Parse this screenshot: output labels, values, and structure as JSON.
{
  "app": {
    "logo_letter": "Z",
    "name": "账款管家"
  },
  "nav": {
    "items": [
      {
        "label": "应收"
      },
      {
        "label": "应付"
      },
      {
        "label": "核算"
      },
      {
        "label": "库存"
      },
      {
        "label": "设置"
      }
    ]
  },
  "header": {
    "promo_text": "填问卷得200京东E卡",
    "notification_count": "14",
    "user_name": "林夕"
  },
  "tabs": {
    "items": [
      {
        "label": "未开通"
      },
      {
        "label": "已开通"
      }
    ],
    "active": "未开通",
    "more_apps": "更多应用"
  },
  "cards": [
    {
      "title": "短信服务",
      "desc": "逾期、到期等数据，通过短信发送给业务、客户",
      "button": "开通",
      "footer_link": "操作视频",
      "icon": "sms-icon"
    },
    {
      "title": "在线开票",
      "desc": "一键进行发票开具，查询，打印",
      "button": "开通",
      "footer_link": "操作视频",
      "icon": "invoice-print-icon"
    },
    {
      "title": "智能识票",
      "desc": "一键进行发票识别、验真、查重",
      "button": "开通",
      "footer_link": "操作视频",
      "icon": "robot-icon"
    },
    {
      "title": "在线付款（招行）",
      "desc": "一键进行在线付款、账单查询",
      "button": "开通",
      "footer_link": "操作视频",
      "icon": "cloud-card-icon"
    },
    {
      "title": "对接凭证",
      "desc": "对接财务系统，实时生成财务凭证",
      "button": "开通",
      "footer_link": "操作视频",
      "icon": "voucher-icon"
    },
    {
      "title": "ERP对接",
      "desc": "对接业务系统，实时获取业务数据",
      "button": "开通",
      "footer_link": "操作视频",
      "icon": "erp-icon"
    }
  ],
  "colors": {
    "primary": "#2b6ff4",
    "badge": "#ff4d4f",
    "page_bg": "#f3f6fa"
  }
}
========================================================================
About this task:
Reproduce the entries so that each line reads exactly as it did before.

Your solution:
Parse this screenshot: output labels, values, and structure as JSON.
{
  "app": {
    "logo_letter": "Z",
    "name": "账款管家"
  },
  "nav": {
    "items": [
      {
        "label": "应收"
      },
      {
        "label": "应付"
      },
      {
        "label": "核算"
      },
      {
        "label": "库存"
      },
      {
        "label": "设置"
      }
    ]
  },
  "header": {
    "promo_text": "填问卷得200京东E卡",
    "notification_count": "14",
    "user_name": "林夕"
  },
  "tabs": {
    "items": [
      {
        "label": "未开通"
      },
      {
        "label": "已开通"
      }
    ],
    "active": "未开通",
    "more_apps": "更多应用"
  },
  "cards": [
    {
      "title": "短信服务",
      "desc": "逾期、到期等数据，通过短信发送给业务、客户",
      "button": "开通",
      "footer_link": "操作视频",
      "icon": "sms-icon"
    },
    {
      "title": "在线开票",
      "desc": "一键进行发票开具，查询，打印",
      "button": "开通",
      "footer_link": "操作视频",
      "icon": "invoice-print-icon"
    },
    {
      "title": "智能识票",
      "desc": "一键进行发票识别、验真、查重",
      "button": "开通",
      "footer_link": "操作视频",
      "icon": "robot-icon"
    },
    {
      "title": "在线付款（招行）",
      "desc": "一键进行在线付款、账单查询",
      "button": "开通",
      "footer_link": "操作视频",
      "icon": "cloud-card-icon"
    },
    {
      "title": "对接凭证",
      "desc": "对接财务系统，实时生成财务凭证",
      "button": "开通",
      "footer_link": "操作视频",
      "icon": "voucher-icon"
    },
    {
      "title": "ERP对接",
      "desc": "对接业务系统，实时获取业务数据",
      "button": "开通",
      "footer_link": "操作视频",
      "icon": "erp-icon"
    }
  ],
  "colors": {
    "primary": "#2b6ff4",
    "badge": "#ff4d4f",
    "page_bg": "#f3f6fa"
  }
}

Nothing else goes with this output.